For the study titled, Public Assets: City‐Owned and Leased Properties (Public Assets), MAS looked at 14,000 properties, which amounts to about 43,000 acres of land. Along with their report, the organization has also released an interactive map that they hope will help city planners and housing activists address the needs of New Yorkers.
“City-owned means citizen-owned; New Yorkers deserve to know that we collectively carry the cost, but also potential profit, on land holdings as large as Brooklyn,” Gina Pollara, the president of MAS, said in a statement. “These findings raise serious questions about whether our city’s available property is being appropriately leveraged for civic benefit. True equity in the city’s planning and land use decisions can only be achieved through an informed and engaged public.”
As part of their study, MAS focussed on some key issued that affect New Yorkers such as the environment, infrastructure, landmarks and neighborhood rezoning among others. Some of the findings are rather alarming.
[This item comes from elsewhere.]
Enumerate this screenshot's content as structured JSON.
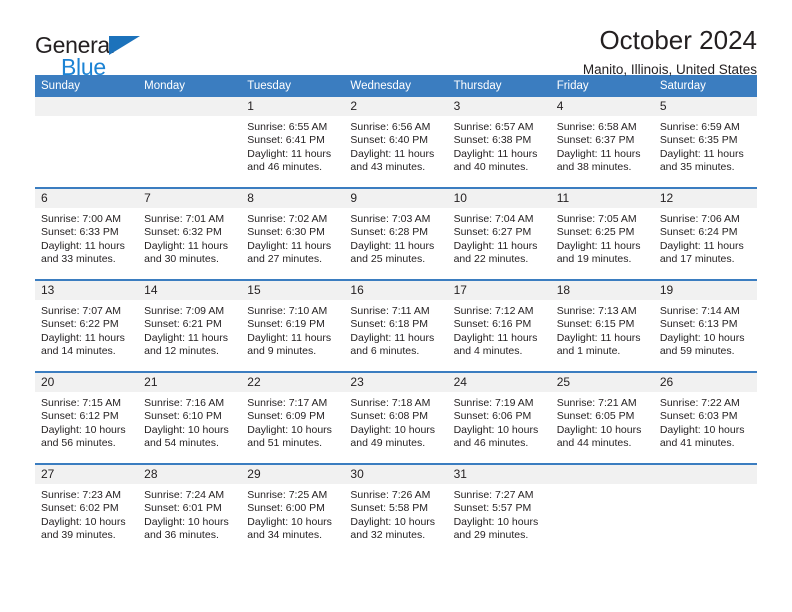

For instance, 64 percent of city-owned land is either partially or fully within the 100-year floodplain.
Of the total sites MAS looked at, 247 are either fully or partially designated as New York State environmental remediation sites and 87 of them have been placed in a State Superfund or a Brownfield Cleanup program.
The goal of the report, according to MAS, was to identify sites that would be ideal for low-income housing, to strengthen city-owned properties for future floods, and to take better care of the city’s landmarks.
The city however has not taken to this characterization kindly, of course. A spokesperson for the mayor issued the following statement to The Real Deal, saying the city is focused on, “developing affordable housing, building and modernizing our parks, libraries and schools — and doing so in a manner that ensures community engagement. To suggest that there are acres and acres of underutilized properties that are being ignored by the City is simply untrue.”